To really understand sustainable fashion, you have to understand the concept of sustainability. Most people just think of climate change when you hear the word “sustainable”, but it’s about more than that. Yes, sustainability relates to the world and how we can interact with it and its resources… but it’s also about how our present steps affect the future of our planet. The United Nations defines it as “meeting the needs of the present without compromising the ability of future generations to meet their own needs”.
In essence, sustainability is not the solution for climate change—climate change is the challenge we face in creating a more sustainable future.
Sustainability in Fashion
According to the Journal of Fashion Marketing and Management, sustainable fashion is part of the slow fashion movement which started in the 1960’s when shoppers became aware of the impact that the clothing and textile industry had on the environment, and demanded change.
It, in essence, focuses on how we treat people (both employees and consumers), and our planet. Rather than paying people in developing countries less than a living wage to produce clothes in unsafe working conditions to create low quality clothing that will fall apart or be cast aside in less than a year, consumers are encouraged to go for quality. It focuses on reusing textiles instead of shipping them off to third world countries to create more waste.
It's about good working conditions and the reduction of manufacturing practices that are harmful to the environment. It’s about quality over quantity and the promotion of ethical practices in the fashion industry. It’s about transparency in the manufacturing process. And more importantly it’s about meeting the present needs of the fashion industry without compromising the planet—or the people living on it.
Unfortunately, today’s fashion is not meant to be sustainable. It’s meant to be disposable. With 52 fashion seasons in a year, the fast fashion industry wants you to buy cheap clothes and get rid of it with each season. The more you shop, the more they profit. In other words, choosing sustainability doesn’t just help textile workers and the planet, it also saves you money.
A Call for Change
In 2018, the UN created the Fashion Industry Charter for Climate Action, with the goal of reaching net zero greenhouse gas emissions by 2050. This falls in line with the goal of keeping global warming below 1.5 degrees. Slowly but surely, slow fashion brands are increasing and consumers are becoming more aware of the issues at hand. But awareness is only step one. The real question is, what can we as consumers do to meet sustainability goals?

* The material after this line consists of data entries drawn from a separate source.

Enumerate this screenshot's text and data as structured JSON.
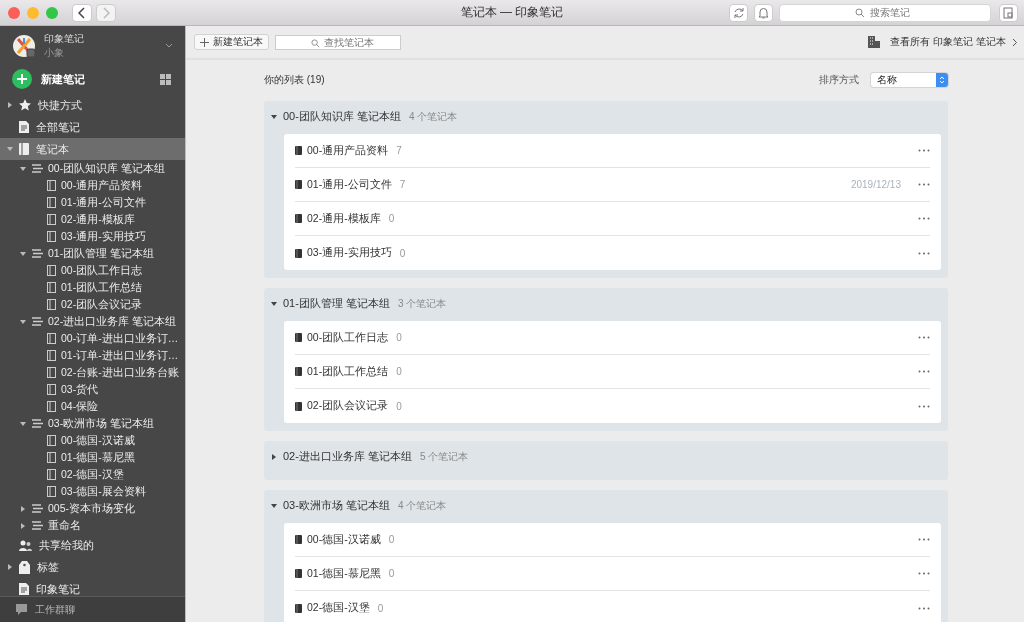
{
  "window": {
    "title": "笔记本 — 印象笔记",
    "search": {
      "placeholder": "搜索笔记"
    }
  },
  "sidebar": {
    "account": {
      "name": "印象笔记",
      "user": "小象"
    },
    "new_note": "新建笔记",
    "items": [
      {
        "kind": "shortcuts",
        "label": "快捷方式",
        "expanded": false,
        "selected": false
      },
      {
        "kind": "all_notes",
        "label": "全部笔记",
        "selected": false
      },
      {
        "kind": "notebooks",
        "label": "笔记本",
        "expanded": true,
        "selected": true,
        "children": [
          {
            "kind": "stack",
            "label": "00-团队知识库 笔记本组",
            "expanded": true,
            "selected": false,
            "children": [
              {
                "kind": "notebook",
                "label": "00-通用产品资料",
                "selected": false
              },
              {
                "kind": "notebook",
                "label": "01-通用-公司文件",
                "selected": false
              },
              {
                "kind": "notebook",
                "label": "02-通用-模板库",
                "selected": false
              },
              {
                "kind": "notebook",
                "label": "03-通用-实用技巧",
                "selected": false
              }
            ]
          },
          {
            "kind": "stack",
            "label": "01-团队管理 笔记本组",
            "expanded": true,
            "selected": false,
            "children": [
              {
                "kind": "notebook",
                "label": "00-团队工作日志",
                "selected": false
              },
              {
                "kind": "notebook",
                "label": "01-团队工作总结",
                "selected": false
              },
              {
                "kind": "notebook",
                "label": "02-团队会议记录",
                "selected": false
              }
            ]
          },
          {
            "kind": "stack",
            "label": "02-进出口业务库 笔记本组",
            "expanded": true,
            "selected": false,
            "children": [
              {
                "kind": "notebook",
                "label": "00-订单-进出口业务订…",
                "selected": false
              },
              {
                "kind": "notebook",
                "label": "01-订单-进出口业务订…",
                "selected": false
              },
              {
                "kind": "notebook",
                "label": "02-台账-进出口业务台账",
                "selected": false
              },
              {
                "kind": "notebook",
                "label": "03-货代",
                "selected": false
              },
              {
                "kind": "notebook",
                "label": "04-保险",
                "selected": false
              }
            ]
          },
          {
            "kind": "stack",
            "label": "03-欧洲市场 笔记本组",
            "expanded": true,
            "selected": false,
            "children": [
              {
                "kind": "notebook",
                "label": "00-德国-汉诺威",
                "selected": false
              },
              {
                "kind": "notebook",
                "label": "01-德国-慕尼黑",
                "selected": false
              },
              {
                "kind": "notebook",
                "label": "02-德国-汉堡",
                "selected": false
              },
              {
                "kind": "notebook",
                "label": "03-德国-展会资料",
                "selected": false
              }
            ]
          },
          {
            "kind": "stack",
            "label": "005-资本市场变化",
            "expanded": false,
            "selected": false
          },
          {
            "kind": "stack",
            "label": "重命名",
            "expanded": false,
            "selected": false
          }
        ]
      },
      {
        "kind": "shared",
        "label": "共享给我的",
        "selected": false
      },
      {
        "kind": "tags",
        "label": "标签",
        "expanded": false,
        "selected": false
      },
      {
        "kind": "all_notes",
        "label": "印象笔记",
        "selected": false
      }
    ],
    "footer": "工作群聊"
  },
  "main": {
    "new_notebook": "新建笔记本",
    "search": {
      "placeholder": "查找笔记本"
    },
    "view_all": "查看所有 印象笔记 笔记本",
    "list_title": "你的列表 (19)",
    "sort": {
      "label": "排序方式",
      "value": "名称"
    },
    "groups": [
      {
        "name": "00-团队知识库 笔记本组",
        "count": "4 个笔记本",
        "expanded": true,
        "notebooks": [
          {
            "name": "00-通用产品资料",
            "count": "7"
          },
          {
            "name": "01-通用-公司文件",
            "count": "7",
            "date": "2019/12/13"
          },
          {
            "name": "02-通用-模板库",
            "count": "0"
          },
          {
            "name": "03-通用-实用技巧",
            "count": "0"
          }
        ]
      },
      {
        "name": "01-团队管理 笔记本组",
        "count": "3 个笔记本",
        "expanded": true,
        "notebooks": [
          {
            "name": "00-团队工作日志",
            "count": "0"
          },
          {
            "name": "01-团队工作总结",
            "count": "0"
          },
          {
            "name": "02-团队会议记录",
            "count": "0"
          }
        ]
      },
      {
        "name": "02-进出口业务库 笔记本组",
        "count": "5 个笔记本",
        "expanded": false
      },
      {
        "name": "03-欧洲市场 笔记本组",
        "count": "4 个笔记本",
        "expanded": true,
        "notebooks": [
          {
            "name": "00-德国-汉诺威",
            "count": "0"
          },
          {
            "name": "01-德国-慕尼黑",
            "count": "0"
          },
          {
            "name": "02-德国-汉堡",
            "count": "0"
          }
        ]
      }
    ]
  }
}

There are numerous ways, from choosing low impact natural materials like hemp, linen, and organic cotton to name a few to investing in thrifted clothing, or fabrics made from recycled fibers or deadstock. Purchasing locally made items or simply prolonging the life of your own clothes also helps the sustainable fashion movement.
Choosing to be more sustainable doesn’t mean you have to throw out all your clothes and invest in pricey, high-quality pieces you can’t afford. It’s okay to start small. Maybe for you that just means you start separating your clothes instead of throwing all your clothes in one load. Or maybe it just means reading this article. But that’s still a start.